Meaning: Having a wrong idea of what is likely to happen or of what you can really do; not based on facts.
Example: I think these sales forecasts are unrealistic, considering how slow sales are at present.
Synonyms: Impractical, Unworkable
Antonyms: Realistic, Pragmatic
Meaning: The belief that something is true.
Example: I’m not prepared to give credence to anonymous complaints.
Synonyms: Acceptance, Belief
Meaning: Freedom from punishment or from the unpleasant results of something that has been done.
Example: Criminal gangs are terrorizing the city with apparent impunity.
Synonyms: Immunity, Indemnity
Antonyms: Liability, Responsibility
Meaning: Determined to win or succeed and using forceful action to win or to achieve success.
Example: Both players won their first-round matches in aggressive style.
Synonyms: Competitive, Assertive
Antonyms: Friendly, Peacful
Meaning: Supporting the use of force in political relationships rather than discussion or other more peaceful solutions.
Example: The president is hawkish on foreign policy.
Synonyms: Intrusive, Advancing
Meaning: A member of a p olitical party in a parliament or in the legislature whose job is to make certain that other party members are present at voting time and also to make certain that they vote in a particular way.
Example: Hargreaves is the MP who got into trouble with his party’s chief whip for opposing the tax reform.
Synonyms: Pull, Pluck
20) De facto
Meaning: Existing in fact, although perhaps not intended, legal, or accepted.
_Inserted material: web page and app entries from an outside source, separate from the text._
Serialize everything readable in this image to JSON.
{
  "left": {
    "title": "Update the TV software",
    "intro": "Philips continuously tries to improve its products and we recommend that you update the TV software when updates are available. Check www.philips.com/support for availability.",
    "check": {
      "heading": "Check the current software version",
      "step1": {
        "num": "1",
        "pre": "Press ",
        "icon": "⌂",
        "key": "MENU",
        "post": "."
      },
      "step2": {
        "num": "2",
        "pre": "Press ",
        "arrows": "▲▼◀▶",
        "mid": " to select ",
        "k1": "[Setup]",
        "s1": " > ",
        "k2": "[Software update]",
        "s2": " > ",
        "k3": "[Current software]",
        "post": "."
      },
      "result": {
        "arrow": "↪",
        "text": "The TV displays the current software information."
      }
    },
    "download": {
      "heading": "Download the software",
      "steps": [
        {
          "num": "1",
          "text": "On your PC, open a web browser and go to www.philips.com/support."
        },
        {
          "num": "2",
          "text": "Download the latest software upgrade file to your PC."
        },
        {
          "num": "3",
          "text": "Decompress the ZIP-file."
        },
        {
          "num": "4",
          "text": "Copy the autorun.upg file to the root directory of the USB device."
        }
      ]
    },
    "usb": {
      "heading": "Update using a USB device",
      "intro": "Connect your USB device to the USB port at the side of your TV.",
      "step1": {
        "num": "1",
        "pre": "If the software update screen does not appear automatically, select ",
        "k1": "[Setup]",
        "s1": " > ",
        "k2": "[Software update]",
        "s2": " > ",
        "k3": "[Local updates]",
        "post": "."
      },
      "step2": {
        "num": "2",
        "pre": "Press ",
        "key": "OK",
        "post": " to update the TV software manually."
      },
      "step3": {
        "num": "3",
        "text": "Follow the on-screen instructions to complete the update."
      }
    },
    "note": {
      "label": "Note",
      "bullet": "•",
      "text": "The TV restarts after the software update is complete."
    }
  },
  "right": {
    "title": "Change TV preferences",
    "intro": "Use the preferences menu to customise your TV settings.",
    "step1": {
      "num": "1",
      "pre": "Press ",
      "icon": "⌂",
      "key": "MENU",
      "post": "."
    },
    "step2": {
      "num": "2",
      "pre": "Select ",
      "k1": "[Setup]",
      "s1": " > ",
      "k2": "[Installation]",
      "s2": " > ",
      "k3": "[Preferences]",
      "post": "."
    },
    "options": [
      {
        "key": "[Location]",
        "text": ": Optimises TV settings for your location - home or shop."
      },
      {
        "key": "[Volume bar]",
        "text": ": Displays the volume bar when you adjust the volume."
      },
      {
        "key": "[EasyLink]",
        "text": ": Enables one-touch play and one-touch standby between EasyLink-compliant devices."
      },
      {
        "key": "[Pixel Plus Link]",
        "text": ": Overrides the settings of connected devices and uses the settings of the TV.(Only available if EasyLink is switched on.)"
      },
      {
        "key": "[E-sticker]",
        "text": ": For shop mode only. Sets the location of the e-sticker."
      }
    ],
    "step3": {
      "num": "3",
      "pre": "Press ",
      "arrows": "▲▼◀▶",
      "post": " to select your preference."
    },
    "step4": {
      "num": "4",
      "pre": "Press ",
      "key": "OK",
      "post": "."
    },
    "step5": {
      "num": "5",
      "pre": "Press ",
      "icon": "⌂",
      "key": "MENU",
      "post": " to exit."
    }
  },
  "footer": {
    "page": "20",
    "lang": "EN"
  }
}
Example: The city is rapidly becoming the de facto centre of the financial world.
Synonyms: Actual, Existent
Antonyms: De jure